(Dataset rows for apps and sites)
=== Begin Enclosure ===

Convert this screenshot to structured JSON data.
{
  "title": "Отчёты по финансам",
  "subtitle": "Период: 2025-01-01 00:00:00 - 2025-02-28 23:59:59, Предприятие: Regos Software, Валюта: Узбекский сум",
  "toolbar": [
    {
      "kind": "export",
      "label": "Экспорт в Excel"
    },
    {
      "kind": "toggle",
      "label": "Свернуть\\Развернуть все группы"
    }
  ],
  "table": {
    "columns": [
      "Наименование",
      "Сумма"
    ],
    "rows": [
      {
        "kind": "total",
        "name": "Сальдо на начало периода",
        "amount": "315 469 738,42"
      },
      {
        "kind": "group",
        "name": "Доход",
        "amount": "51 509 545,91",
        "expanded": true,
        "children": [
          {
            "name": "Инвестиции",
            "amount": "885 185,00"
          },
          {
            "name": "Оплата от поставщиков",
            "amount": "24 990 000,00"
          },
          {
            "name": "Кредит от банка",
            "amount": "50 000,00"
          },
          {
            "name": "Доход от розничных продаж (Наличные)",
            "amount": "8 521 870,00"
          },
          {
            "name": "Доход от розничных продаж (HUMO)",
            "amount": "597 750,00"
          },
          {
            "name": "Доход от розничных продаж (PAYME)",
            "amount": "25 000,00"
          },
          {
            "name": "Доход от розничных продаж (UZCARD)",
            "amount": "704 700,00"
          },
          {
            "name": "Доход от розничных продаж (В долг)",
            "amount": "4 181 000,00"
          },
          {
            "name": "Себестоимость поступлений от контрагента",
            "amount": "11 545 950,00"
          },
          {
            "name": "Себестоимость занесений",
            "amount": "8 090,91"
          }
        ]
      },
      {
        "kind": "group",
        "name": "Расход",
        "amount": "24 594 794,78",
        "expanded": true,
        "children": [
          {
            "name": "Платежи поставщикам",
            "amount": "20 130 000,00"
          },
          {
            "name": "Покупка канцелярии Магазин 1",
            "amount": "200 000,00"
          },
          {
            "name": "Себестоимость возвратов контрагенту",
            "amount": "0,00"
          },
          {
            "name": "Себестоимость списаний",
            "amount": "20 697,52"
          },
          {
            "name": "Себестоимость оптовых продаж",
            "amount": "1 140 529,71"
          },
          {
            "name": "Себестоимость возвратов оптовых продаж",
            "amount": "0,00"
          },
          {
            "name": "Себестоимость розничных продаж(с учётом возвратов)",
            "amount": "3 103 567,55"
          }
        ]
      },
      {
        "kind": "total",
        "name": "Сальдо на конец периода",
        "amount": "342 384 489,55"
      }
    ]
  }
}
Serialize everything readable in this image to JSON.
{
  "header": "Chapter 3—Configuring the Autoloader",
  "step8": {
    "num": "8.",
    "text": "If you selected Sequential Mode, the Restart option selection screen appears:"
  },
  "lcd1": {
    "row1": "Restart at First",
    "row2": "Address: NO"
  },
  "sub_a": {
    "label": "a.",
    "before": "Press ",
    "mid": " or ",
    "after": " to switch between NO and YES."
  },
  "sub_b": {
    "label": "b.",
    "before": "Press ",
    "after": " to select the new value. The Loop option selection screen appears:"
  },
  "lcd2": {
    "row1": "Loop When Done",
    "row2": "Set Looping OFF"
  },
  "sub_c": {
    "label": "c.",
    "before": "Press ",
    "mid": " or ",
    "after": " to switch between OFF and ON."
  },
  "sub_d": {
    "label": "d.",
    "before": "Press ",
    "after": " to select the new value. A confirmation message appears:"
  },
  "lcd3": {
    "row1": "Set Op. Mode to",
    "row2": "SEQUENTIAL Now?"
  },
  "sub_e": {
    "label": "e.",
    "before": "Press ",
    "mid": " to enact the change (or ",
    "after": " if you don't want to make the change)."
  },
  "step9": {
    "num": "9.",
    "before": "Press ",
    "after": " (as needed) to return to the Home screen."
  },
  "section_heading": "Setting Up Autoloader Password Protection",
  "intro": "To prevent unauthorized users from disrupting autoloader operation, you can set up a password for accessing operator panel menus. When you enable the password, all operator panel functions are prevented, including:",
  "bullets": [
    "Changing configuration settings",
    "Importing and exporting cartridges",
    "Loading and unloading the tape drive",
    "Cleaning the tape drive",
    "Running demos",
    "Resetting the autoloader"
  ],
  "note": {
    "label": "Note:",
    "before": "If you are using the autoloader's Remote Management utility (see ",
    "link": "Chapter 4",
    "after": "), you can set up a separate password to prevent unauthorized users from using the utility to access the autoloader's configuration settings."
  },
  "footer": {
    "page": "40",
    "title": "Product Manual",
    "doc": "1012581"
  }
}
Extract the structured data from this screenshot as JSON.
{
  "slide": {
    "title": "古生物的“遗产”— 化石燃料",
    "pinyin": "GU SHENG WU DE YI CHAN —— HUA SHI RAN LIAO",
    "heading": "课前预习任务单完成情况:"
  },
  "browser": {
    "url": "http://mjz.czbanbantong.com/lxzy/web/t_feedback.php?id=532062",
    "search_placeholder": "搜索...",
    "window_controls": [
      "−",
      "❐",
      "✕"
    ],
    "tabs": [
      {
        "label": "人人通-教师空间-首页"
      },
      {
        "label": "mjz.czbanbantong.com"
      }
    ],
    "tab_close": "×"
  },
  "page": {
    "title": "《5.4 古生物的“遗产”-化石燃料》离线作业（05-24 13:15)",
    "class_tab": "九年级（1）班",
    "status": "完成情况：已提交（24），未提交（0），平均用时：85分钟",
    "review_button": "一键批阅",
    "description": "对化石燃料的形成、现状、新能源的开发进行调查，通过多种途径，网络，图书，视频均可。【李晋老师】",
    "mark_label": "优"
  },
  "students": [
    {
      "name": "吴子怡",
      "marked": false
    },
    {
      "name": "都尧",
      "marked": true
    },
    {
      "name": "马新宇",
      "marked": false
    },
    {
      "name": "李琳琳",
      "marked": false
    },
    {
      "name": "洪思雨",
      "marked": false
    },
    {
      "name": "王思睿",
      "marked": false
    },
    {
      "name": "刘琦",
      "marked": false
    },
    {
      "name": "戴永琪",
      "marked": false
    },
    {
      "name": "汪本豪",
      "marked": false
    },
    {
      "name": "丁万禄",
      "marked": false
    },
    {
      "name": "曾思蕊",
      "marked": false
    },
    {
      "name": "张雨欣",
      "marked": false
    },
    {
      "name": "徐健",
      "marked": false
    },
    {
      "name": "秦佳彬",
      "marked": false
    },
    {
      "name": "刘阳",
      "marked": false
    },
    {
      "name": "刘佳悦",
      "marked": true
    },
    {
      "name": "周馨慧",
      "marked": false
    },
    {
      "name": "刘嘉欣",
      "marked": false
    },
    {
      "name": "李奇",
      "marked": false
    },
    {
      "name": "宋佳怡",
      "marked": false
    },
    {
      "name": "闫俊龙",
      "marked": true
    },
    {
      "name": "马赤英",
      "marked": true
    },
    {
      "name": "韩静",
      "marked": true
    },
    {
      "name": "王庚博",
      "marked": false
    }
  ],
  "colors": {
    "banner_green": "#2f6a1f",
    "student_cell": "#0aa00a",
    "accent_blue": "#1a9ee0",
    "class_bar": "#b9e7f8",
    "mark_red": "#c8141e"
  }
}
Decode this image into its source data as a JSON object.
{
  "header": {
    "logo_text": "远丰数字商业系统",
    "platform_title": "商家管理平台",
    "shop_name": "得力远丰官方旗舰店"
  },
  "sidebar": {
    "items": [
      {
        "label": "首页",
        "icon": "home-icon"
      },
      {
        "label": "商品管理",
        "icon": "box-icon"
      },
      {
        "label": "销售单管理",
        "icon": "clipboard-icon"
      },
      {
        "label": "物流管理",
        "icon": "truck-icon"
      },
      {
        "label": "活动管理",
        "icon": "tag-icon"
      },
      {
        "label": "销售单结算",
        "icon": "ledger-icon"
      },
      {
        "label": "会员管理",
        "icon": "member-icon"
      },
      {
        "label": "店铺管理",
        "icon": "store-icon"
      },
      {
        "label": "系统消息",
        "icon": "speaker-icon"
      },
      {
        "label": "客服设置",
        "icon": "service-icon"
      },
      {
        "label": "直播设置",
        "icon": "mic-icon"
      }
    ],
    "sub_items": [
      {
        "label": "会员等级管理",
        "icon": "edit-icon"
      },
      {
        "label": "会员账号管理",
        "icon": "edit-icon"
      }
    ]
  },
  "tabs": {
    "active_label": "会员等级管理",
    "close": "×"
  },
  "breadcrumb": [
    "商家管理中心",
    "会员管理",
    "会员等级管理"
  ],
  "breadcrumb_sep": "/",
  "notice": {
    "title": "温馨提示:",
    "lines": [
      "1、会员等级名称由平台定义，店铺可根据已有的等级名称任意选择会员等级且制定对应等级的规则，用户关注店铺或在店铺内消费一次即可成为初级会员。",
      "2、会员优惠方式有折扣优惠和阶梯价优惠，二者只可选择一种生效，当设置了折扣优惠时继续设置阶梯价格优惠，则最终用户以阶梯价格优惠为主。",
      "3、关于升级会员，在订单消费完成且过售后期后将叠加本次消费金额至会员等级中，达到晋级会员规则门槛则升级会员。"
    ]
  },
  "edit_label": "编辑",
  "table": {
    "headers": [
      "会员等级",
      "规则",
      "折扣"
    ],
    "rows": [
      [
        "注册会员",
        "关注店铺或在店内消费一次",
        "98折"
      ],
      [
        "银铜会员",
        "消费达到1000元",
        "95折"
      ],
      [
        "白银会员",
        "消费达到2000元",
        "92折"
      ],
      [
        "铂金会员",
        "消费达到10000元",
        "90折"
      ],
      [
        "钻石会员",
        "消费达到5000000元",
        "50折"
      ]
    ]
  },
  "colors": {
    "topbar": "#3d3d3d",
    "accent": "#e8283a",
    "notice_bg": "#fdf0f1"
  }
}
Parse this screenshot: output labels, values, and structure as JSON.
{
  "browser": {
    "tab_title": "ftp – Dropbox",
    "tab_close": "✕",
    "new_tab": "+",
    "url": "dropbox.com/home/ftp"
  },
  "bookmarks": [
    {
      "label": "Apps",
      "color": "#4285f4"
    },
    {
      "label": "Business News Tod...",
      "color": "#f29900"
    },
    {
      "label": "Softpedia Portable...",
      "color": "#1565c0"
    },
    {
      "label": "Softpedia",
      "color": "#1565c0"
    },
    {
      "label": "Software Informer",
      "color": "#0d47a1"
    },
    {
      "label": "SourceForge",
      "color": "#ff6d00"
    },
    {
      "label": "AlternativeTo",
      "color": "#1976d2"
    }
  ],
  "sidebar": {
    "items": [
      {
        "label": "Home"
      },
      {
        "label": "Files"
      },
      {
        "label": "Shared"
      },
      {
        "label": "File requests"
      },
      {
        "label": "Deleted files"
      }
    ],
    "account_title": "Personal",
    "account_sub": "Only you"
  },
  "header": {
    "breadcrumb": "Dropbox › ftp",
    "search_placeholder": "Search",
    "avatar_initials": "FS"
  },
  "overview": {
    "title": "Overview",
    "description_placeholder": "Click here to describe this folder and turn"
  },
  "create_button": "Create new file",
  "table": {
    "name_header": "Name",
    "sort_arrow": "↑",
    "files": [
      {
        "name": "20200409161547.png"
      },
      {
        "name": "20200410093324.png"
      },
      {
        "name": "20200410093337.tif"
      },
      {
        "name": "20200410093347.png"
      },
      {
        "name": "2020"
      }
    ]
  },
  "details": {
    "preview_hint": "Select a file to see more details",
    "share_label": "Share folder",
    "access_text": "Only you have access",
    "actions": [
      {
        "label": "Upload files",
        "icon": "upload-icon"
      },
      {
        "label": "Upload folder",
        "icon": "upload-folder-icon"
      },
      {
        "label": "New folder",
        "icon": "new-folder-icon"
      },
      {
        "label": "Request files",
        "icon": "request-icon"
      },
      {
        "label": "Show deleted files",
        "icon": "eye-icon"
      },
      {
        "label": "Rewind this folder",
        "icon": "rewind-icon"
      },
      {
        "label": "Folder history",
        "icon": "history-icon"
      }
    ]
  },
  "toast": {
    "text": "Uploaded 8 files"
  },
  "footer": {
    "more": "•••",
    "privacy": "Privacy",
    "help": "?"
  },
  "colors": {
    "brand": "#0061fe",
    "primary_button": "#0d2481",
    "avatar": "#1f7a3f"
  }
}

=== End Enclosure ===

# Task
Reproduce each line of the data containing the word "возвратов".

# Final answer
            "name": "Себестоимость возвратов контрагенту",
            "name": "Себестоимость возвратов оптовых продаж",
            "name": "Себестоимость розничных продаж(с учётом возвратов)",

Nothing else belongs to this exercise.